We notice that since the halo bias weights more massive halos with respect to smaller mass halos, this procedure tends to overestimate the value of and therefore underestimates the value of the density when compared to the same calculation performed assuming the proper Halo Occupation Distribution (HOD) for the galaxy sample. In addition, the definition of the minimal mass allows us, perhaps improperly, to define a mean or “characteristic mass” for the halo population of the bin at given by


We assume the mean mass to evaluate the integral , Eq. (23), and its derivatives for each bin. Notice that in the marginalization over the bias, i.e. in the derivative , we not only consider the explicit dependence on the parameter but derive as well all mass-dependent quantities like or the integrals as as ). Obviously, the correct procedure would have involved integrating all bias corrections over the proper range of halo masses and the proper HOD. However, such a drastic solution is still more conservative than neglecting altogether the marginalization over the mass-dependence of such corrections as done in previous similar analysis in the literature. Ref. (Giannantonio et al., 2011) correctly points out that while the mass-dependence of such corrections is relevant in the case of the equilateral model, predictions could not be properly tested in simulations yet for this specific model (see e.g. (Scoccimarro et al., 2012)) and they restrict their expressions for to its asymptotic value at small . However, we assume the full expression in Eq. (22) to be valid, noticing that such issues are less important for our model when and that after marginalization over bias (and mass), our results are, as we will see, consistent with those of (Giannantonio et al., 2011) for both the local and equilateral models.
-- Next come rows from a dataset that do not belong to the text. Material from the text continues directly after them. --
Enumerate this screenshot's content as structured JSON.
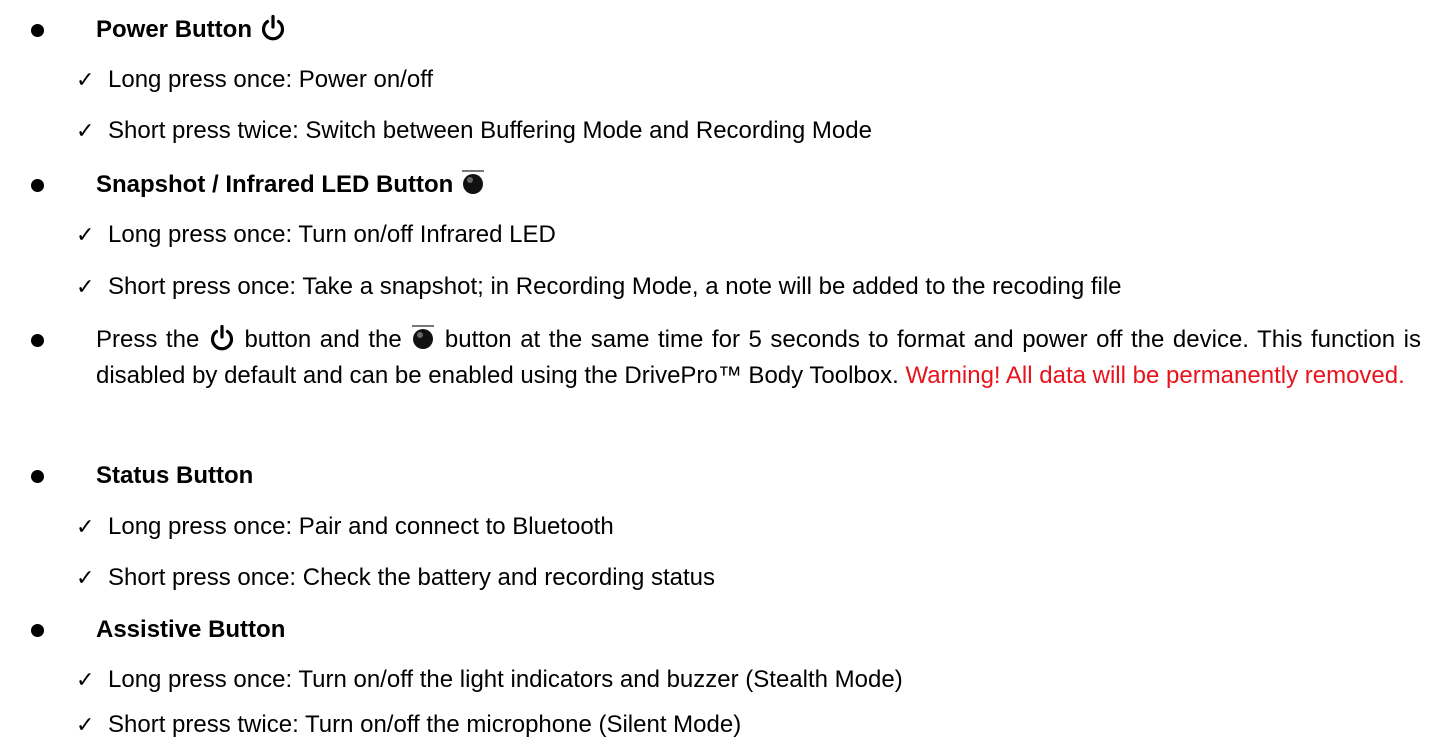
{
  "sections": {
    "power": {
      "heading": "Power Button",
      "icon": "power-icon",
      "lines": [
        "Long press once: Power on/off",
        "Short press twice: Switch between Buffering Mode and Recording Mode"
      ]
    },
    "snapshot": {
      "heading": "Snapshot / Infrared LED Button",
      "icon": "snapshot-button-icon",
      "lines": [
        "Long press once: Turn on/off Infrared LED",
        "Short press once: Take a snapshot; in Recording Mode, a note will be added to the recoding file"
      ]
    },
    "combo": {
      "text_a": "Press the",
      "text_b": "button and the",
      "text_c": "button at the same time for 5 seconds to format and power off the device. This function is disabled by default and can be enabled using the DrivePro™ Body Toolbox.",
      "warning": "Warning! All data will be permanently removed.",
      "warning_color": "#e8131c"
    },
    "status": {
      "heading": "Status Button",
      "lines": [
        "Long press once: Pair and connect to Bluetooth",
        "Short press once: Check the battery and recording status"
      ]
    },
    "assistive": {
      "heading": "Assistive Button",
      "lines": [
        "Long press once: Turn on/off the light indicators and buzzer (Stealth Mode)",
        "Short press twice: Turn on/off the microphone (Silent Mode)"
      ]
    }
  }
}
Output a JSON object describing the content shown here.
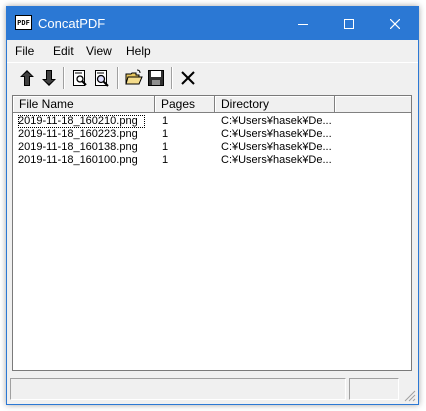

Finally, we do not consider a full marginalization over cosmological parameters. Forecasted constraints on the local parameter, from measurements of the galaxy power spectrum marginalized over the cosmology (with priors from the Planck CMB power spectrum) have been studied in (Carbone et al., 2010) finding an increase in the error of about 30% for a EUCLID-like experiment. Ref. (Giannantonio et al., 2011) compares instead errors on different NG models marginalized on cosmology with and without Planck priors. They find, as one can expect, a particularly strong degeneracy of the equilateral parameter with cosmological ones, due to the lack of a scale-dependence in the halo bias correction. We might therefore expect an larger impact of the uncertainty on cosmological parameters when low value of are considered.

V1 survey, ,
at at
Local - - - - - - - -
- -
- -
- -
Equilateral - - - - - - - -
V2 survey, ,
at at
Local - - - - - - - -
- -
- -